It sounds incredible but earlier this month Aaron Phipps, who lost the lower half of both of his legs to meningitis aged 15, managed to reach the top of #Kilimanjaro completely under his own steam.

For most of the ascent Mr Phipps used his wheelchair to ascend the mountain, but when the scree near the summit became too difficult for a wheelchair to negotiate, he was forced to crawl up on his hands and knees… for a total of nine hours! In doing so, he became one of the very few ‘wheelchair-bound’ people to reach the summit unaided (the first, incidentally, was South African Bern Goosen, back in 2007).

When Aaron is not climbing Africa’s highest mountain, he can be found playing rugby (he plays fo the Great Britain team) or undertaking similar fundraising events. He has already completed 2 London Marathons (2008 & 2009); in the latter he was ranked the 4th fastest UK Male.

But Kilimanjaro was his sternest challenge yet, and one that he didn’t undertake lightly. Indeed, when someone told him that the best way to acclimatise for the high altitudes that he’d face on Kilimanjaro was to stay at the summit of Mont Blanc for five days, he did just that! Aaron used as his trekking company the popular local outfitters Team Kilimanjaro, who also organised Bern Goosen’s pioneering climb (and Iain Fryatt’s successful wheelchair climb in 2014 too!)

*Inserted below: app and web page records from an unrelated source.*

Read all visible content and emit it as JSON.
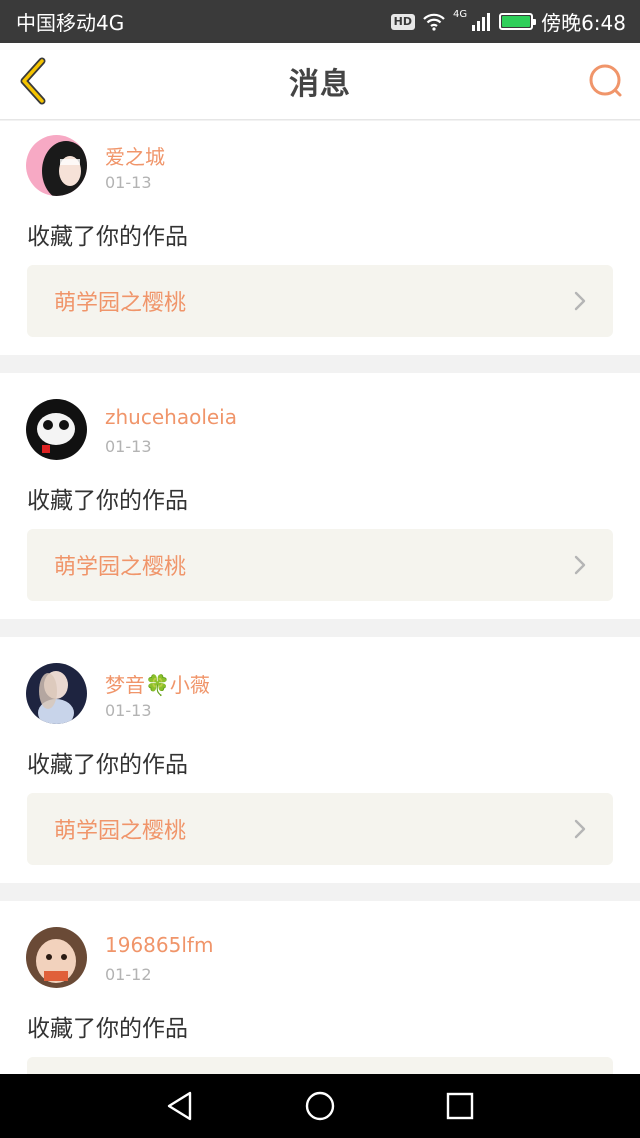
{
  "status_bar": {
    "carrier": "中国移动4G",
    "hd": "HD",
    "network": "4G",
    "time": "傍晚6:48"
  },
  "header": {
    "title": "消息",
    "back_icon": "chevron-left-icon",
    "search_icon": "search-icon"
  },
  "colors": {
    "accent": "#f0956a",
    "icon_yellow": "#f5c400",
    "card_link_bg": "#f5f4ee"
  },
  "messages": [
    {
      "username": "爱之城",
      "date": "01-13",
      "message": "收藏了你的作品",
      "work_title": "萌学园之樱桃"
    },
    {
      "username": "zhucehaoleia",
      "date": "01-13",
      "message": "收藏了你的作品",
      "work_title": "萌学园之樱桃"
    },
    {
      "username": "梦音🍀小薇",
      "date": "01-13",
      "message": "收藏了你的作品",
      "work_title": "萌学园之樱桃"
    },
    {
      "username": "196865lfm",
      "date": "01-12",
      "message": "收藏了你的作品",
      "work_title": ""
    }
  ],
  "nav": {
    "back_icon": "triangle-back-icon",
    "home_icon": "circle-home-icon",
    "recents_icon": "square-recents-icon"
  }
}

To celebrate at the summit, Aaron proudly unfurled a poster designed by his daughter celebrating his success as advertising the Shaw Trust and Meningitis Trust – the two charities for which he was collecting.

You can read more about Aaron’s remarkable achievement at the following page:

We do, of course, salute Mr Phipps’ on his remarkable achievement!

About the Author:

I am a little obsessed with Mount Kilimanjaro. Since writing the first edition of the Kilimanjaro guide in 2001 I have climbed the mountain more than 30 times and occasionally leads treks up the mountain myself. And when I'm not in Tanzania researaching for the next edition of the guide (the fifth edition was published in 2018), I can be found living near Hastings, England, updating this website (which was first published in 2006), writing about the national trails of England, answering Kili-related emails and putting on weight.Friends describe me as living proof that virtually anybody can climb Kilimanjaro.